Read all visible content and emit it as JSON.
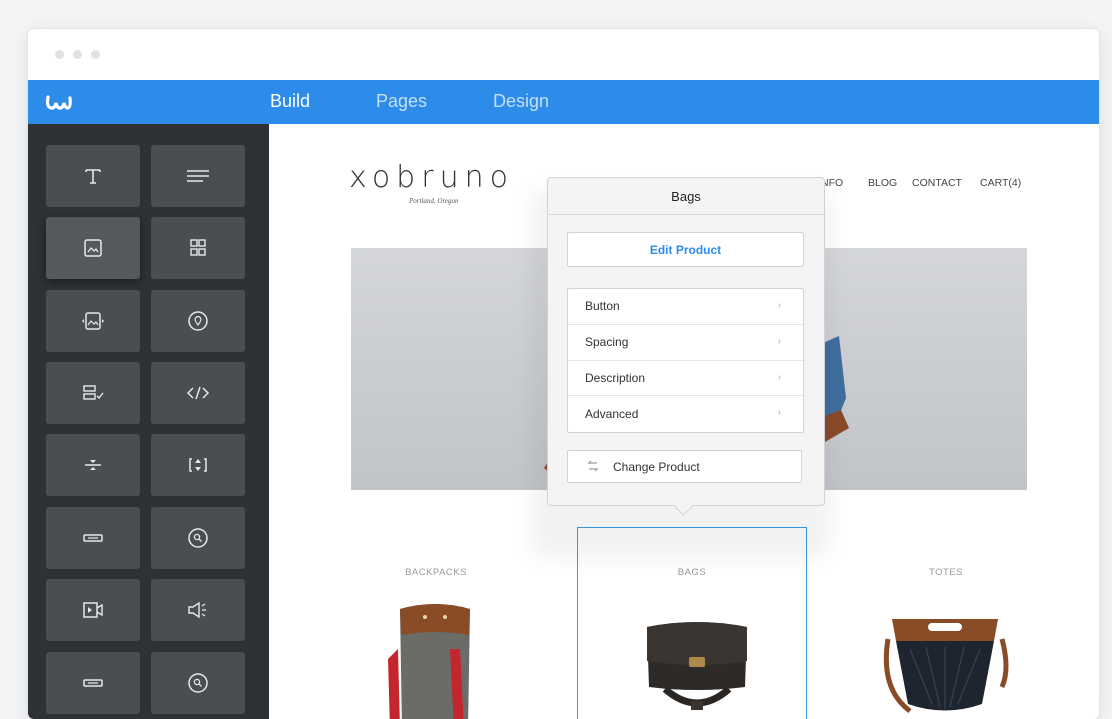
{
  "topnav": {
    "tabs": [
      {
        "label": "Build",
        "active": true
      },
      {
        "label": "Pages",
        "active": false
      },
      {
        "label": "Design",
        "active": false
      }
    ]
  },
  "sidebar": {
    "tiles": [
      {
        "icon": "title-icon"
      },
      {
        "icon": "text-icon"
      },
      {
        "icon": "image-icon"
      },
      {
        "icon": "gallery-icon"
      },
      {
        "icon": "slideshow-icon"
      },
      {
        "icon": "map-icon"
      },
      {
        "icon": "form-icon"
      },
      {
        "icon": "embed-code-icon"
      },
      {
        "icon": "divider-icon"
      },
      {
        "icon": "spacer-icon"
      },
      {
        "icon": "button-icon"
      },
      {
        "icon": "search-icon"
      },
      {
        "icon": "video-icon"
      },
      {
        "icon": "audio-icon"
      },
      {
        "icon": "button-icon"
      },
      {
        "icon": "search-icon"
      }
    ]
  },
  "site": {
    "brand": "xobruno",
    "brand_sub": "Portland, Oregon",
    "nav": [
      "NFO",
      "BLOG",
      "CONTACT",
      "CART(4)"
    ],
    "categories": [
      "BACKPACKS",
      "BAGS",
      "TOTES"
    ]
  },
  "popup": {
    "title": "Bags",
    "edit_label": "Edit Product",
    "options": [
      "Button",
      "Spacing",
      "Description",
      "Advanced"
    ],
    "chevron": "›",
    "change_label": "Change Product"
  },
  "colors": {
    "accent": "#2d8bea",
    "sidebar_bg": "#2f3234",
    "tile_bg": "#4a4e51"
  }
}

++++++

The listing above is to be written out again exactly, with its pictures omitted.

Read all visible content and emit it as JSON.
{
  "topnav": {
    "tabs": [
      {
        "label": "Build",
        "active": true
      },
      {
        "label": "Pages",
        "active": false
      },
      {
        "label": "Design",
        "active": false
      }
    ]
  },
  "sidebar": {
    "tiles": [
      {
        "icon": "title-icon"
      },
      {
        "icon": "text-icon"
      },
      {
        "icon": "image-icon"
      },
      {
        "icon": "gallery-icon"
      },
      {
        "icon": "slideshow-icon"
      },
      {
        "icon": "map-icon"
      },
      {
        "icon": "form-icon"
      },
      {
        "icon": "embed-code-icon"
      },
      {
        "icon": "divider-icon"
      },
      {
        "icon": "spacer-icon"
      },
      {
        "icon": "button-icon"
      },
      {
        "icon": "search-icon"
      },
      {
        "icon": "video-icon"
      },
      {
        "icon": "audio-icon"
      },
      {
        "icon": "button-icon"
      },
      {
        "icon": "search-icon"
      }
    ]
  },
  "site": {
    "brand": "xobruno",
    "brand_sub": "Portland, Oregon",
    "nav": [
      "NFO",
      "BLOG",
      "CONTACT",
      "CART(4)"
    ],
    "categories": [
      "BACKPACKS",
      "BAGS",
      "TOTES"
    ]
  },
  "popup": {
    "title": "Bags",
    "edit_label": "Edit Product",
    "options": [
      "Button",
      "Spacing",
      "Description",
      "Advanced"
    ],
    "chevron": "›",
    "change_label": "Change Product"
  },
  "colors": {
    "accent": "#2d8bea",
    "sidebar_bg": "#2f3234",
    "tile_bg": "#4a4e51"
  }
}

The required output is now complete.